I read from my novel manuscript, WISDOME. The novel includes several short segments of mysteries that feature the intrepid Vancouver detective, Sgt. String. What might one sip with such a story? This, in part, is what I came up with:

A complex dessert wine of character and verve makes the ideal foil to the Sgt. String mysteries excerpted within the novel. Pair a  2006 Winter's Hill Vineyard Golden Nectar with a culinary mystery with a hint of spice. Mineral and almond shell notes greet the nose before the wine opens to bitter citrus, sage, and white pepper, with candied nuts and sharp apple in the long finale--just right for savoring the solution to a crisp whodunit.

Now, there's no need to limit word pairings to wine. I associate Anna Karenina with Cadbury Creme Eggs, of which I ate far too many while I was reading the novel in high school (not for school, if that matters). Might the disappointment of the occasional dud egg, its filling crystallized, not gooey, echo Anna's sadness and frustration? The smothering smoothness of chocolate, the beginning of a love affair? And then there's the question of forbidden treats, because there's no way I was allowed to eat as many of those chocolate eggs as I remember consuming. But these are pairings after the fact, rather than recommendations: a recollection of what I ate while reading, and so an association between food and book that is largely incidental, if enduring.
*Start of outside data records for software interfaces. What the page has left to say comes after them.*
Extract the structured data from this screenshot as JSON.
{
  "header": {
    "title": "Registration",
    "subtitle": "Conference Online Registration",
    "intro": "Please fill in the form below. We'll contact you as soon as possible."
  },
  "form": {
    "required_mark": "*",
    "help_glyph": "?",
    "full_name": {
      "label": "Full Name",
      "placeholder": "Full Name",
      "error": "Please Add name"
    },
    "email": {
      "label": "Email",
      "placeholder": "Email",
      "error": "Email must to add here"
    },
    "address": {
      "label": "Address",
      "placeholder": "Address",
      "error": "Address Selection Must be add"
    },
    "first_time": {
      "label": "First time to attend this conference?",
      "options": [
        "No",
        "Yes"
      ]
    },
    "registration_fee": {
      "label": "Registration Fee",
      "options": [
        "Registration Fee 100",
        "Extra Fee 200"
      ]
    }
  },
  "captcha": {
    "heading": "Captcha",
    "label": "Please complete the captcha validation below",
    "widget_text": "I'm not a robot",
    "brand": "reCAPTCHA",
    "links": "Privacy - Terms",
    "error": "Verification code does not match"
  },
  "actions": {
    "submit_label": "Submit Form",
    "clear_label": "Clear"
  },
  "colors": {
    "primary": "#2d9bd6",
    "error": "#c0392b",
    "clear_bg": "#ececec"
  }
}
Besides, one isn't supposed to read while eating, or eat while reading. The diet gurus' first commandment is to stop and pay attention to your food. Still, what might one read with a plate of purple broccoli? What might one read to the cook? 

I remember hearing Diane Wakoski read a poem about a student returning a book with Cheetos stains on the pages. Another time, Marge Piercy read a poem about the pear you take along on a plane trip, that piece of fruit there's never an occasion to eat--too messy for the flight, and then your host offers you a snack--and the poor pear travels on, bruised, disintegrating, somehow too good to throw away. I am probably getting the poem all wrong--I just remember that pear, and the unwillingness to discard what one is equally unwilling to eat--so apologies to Piercy for mangling her poem, though perhaps there's some merit in remembering it all these years.

Mistrusting my memory, I just went looking for Diane's poem. I found it in The Butcher's Apron. It's "The Fear of Fat Children," first published in The Rings of Saturn. (Bizarrely, on the shelf beside it, one of my own children had left a small pink eraser in a tiny cardboard carton decorated with strawberries and the warning:  ERASER DO NOT EAT.) There are no Cheetos in the poem; maybe she just mentioned orange grease when introducing it, or maybe I imagined the whole thing. But there is wonderful food, and ambivalence, and fear.

Still, these are poems about eating. Our tasting notes, by contrast, suggested what to drink while listening.

Once started, it's easy to keep going. Pair a bitter café con leche in a Spanish bar with the newspaper left at the end of the counter, already read by an earlier-rising patron, its pages shuffled loose, fanning and fluttered. Match the frizzy astringency of ginger ale with embarrassingly bad love poems. A hoppy pale ale with a travel memoir that dances on the edge of credibility.

Just about anything reads well with hot tea. It's best if the tea is still scalding, meaning I've just sat down. It's morning; I have time. The pages are crisp and I am ready to be pleased.


  1. Very nice. You have given me a whole new way to think about my reading -- and my writing. And a great way to justify my habit of snacking when I get stuck.

  2. Love this! I remember as a kid when I first read, The Lion the Witch and the Wardrobe, I stumbled across the term "Turkish Delight" when the white queen offers them to Edmund, and wondered what they were. As an adul found some Turkish Delight candies in a store and bought them, which prompted me to pull out my beloved Narnia books and read them again. Now Narnia and Turkish Delights are indelibly linked together in my mind. (And how tasty those little gems are!) ;)

  3. I spent a long time pondering Turkish Delight, too, and for the same reason. For years, I thought it must be baclava--as a child, I had only the vaguest sense of what "Turkish" might mean.